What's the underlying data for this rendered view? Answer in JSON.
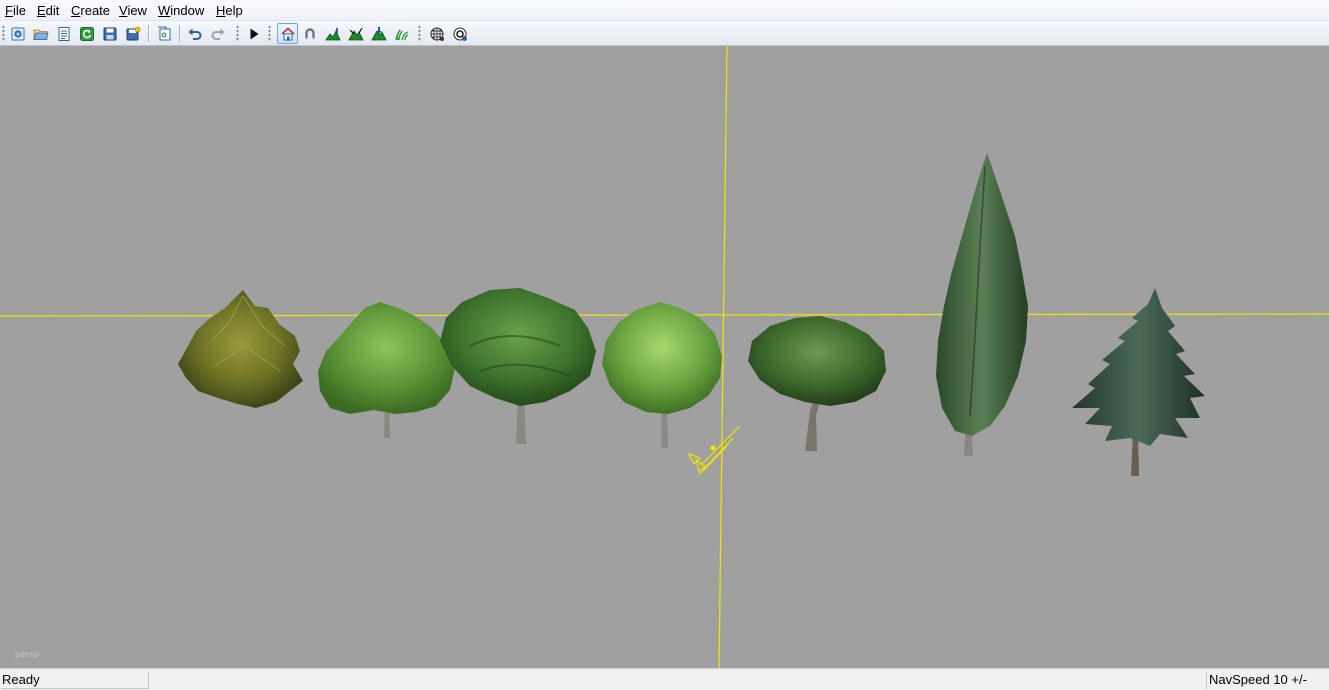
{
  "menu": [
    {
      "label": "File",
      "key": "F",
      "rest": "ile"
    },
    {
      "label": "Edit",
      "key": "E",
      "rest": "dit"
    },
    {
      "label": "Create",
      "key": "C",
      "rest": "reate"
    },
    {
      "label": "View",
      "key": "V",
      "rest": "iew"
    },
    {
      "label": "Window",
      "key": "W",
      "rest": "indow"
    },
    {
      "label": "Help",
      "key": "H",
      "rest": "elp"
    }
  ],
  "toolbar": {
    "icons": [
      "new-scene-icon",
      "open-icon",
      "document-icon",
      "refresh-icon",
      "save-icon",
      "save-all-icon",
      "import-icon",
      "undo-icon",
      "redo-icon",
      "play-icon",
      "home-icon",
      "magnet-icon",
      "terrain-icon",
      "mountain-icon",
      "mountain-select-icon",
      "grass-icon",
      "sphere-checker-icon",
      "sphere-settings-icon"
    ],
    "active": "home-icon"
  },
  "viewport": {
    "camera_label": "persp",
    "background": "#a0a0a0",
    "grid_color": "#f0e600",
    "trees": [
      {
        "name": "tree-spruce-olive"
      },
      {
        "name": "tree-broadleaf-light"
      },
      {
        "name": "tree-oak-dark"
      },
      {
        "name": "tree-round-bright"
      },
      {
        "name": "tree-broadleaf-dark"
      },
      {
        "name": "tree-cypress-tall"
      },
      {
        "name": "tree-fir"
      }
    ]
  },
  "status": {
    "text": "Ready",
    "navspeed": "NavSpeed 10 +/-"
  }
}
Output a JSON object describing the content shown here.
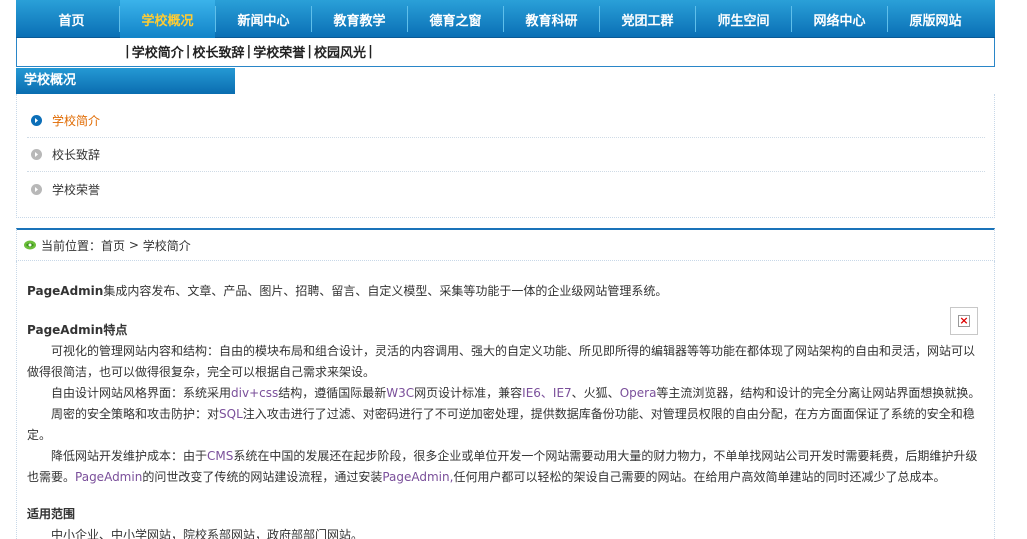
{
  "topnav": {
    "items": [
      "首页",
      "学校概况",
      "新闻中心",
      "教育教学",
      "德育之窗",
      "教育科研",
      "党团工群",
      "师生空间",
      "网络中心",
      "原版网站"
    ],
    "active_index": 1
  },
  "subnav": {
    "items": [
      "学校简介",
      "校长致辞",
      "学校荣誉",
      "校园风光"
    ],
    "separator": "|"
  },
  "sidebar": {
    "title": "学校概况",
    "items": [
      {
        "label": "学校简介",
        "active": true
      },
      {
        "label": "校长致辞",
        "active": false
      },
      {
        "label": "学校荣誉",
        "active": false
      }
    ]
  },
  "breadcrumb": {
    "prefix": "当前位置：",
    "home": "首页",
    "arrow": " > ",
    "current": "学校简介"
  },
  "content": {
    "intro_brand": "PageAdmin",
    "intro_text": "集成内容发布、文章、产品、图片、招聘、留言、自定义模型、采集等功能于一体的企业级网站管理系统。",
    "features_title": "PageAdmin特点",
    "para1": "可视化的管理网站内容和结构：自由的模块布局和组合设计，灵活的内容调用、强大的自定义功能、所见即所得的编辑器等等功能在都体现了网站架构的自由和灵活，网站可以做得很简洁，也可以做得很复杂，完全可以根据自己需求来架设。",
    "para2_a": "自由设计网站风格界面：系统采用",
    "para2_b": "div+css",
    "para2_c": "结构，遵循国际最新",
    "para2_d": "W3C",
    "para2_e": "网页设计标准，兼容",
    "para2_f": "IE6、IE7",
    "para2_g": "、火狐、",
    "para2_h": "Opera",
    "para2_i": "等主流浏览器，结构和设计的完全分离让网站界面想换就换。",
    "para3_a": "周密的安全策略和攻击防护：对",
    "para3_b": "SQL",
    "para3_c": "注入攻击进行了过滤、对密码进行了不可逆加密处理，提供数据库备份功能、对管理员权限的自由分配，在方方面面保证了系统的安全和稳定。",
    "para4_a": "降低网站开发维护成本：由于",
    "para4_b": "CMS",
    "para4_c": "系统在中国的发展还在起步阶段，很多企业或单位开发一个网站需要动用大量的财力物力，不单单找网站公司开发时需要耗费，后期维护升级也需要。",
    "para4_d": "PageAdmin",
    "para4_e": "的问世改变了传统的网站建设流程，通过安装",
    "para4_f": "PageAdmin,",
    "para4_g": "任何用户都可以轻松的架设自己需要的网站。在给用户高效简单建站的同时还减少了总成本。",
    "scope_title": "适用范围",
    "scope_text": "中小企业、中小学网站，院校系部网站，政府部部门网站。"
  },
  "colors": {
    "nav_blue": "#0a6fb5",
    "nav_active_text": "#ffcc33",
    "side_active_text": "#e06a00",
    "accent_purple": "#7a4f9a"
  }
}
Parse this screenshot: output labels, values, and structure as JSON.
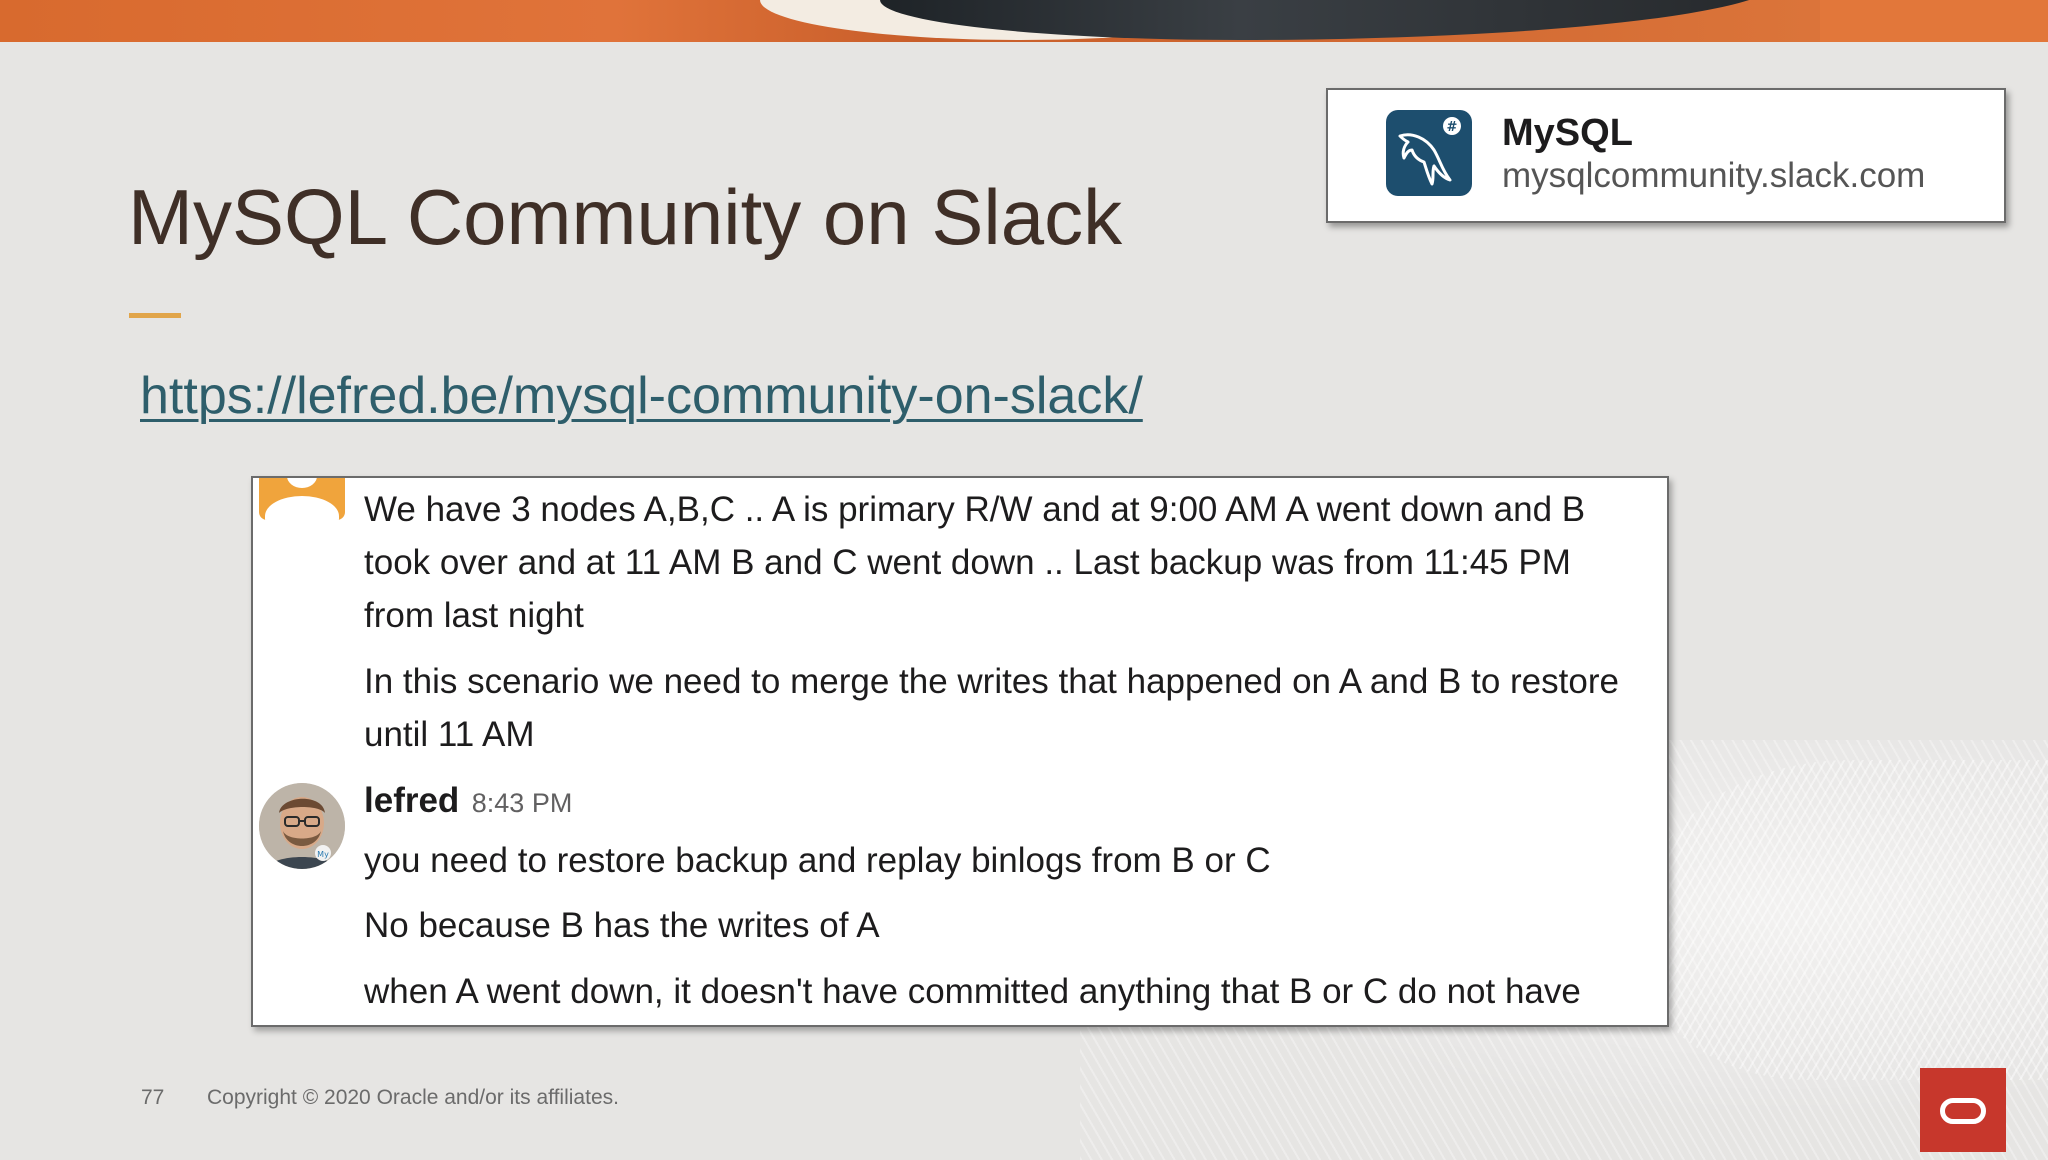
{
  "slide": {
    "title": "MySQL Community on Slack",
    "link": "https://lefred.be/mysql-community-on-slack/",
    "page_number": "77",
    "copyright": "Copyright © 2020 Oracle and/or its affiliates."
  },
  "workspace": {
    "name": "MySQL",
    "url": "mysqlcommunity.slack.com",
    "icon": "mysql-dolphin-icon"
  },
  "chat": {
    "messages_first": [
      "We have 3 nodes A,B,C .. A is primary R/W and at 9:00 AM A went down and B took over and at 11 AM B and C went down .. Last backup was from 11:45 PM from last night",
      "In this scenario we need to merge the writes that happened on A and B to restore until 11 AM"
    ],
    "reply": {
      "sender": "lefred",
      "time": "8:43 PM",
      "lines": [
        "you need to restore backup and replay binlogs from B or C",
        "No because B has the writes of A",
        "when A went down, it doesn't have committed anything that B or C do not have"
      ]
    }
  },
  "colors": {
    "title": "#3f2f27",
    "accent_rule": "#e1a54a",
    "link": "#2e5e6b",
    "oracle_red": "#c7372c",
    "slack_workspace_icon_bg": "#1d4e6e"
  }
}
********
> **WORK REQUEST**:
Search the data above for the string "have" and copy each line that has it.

> **WRITTEN ANSWER**:
      "We have 3 nodes A,B,C .. A is primary R/W and at 9:00 AM A went down and B took over and at 11 AM B and C went down .. Last backup was from 11:45 PM from last night",
        "when A went down, it doesn't have committed anything that B or C do not have"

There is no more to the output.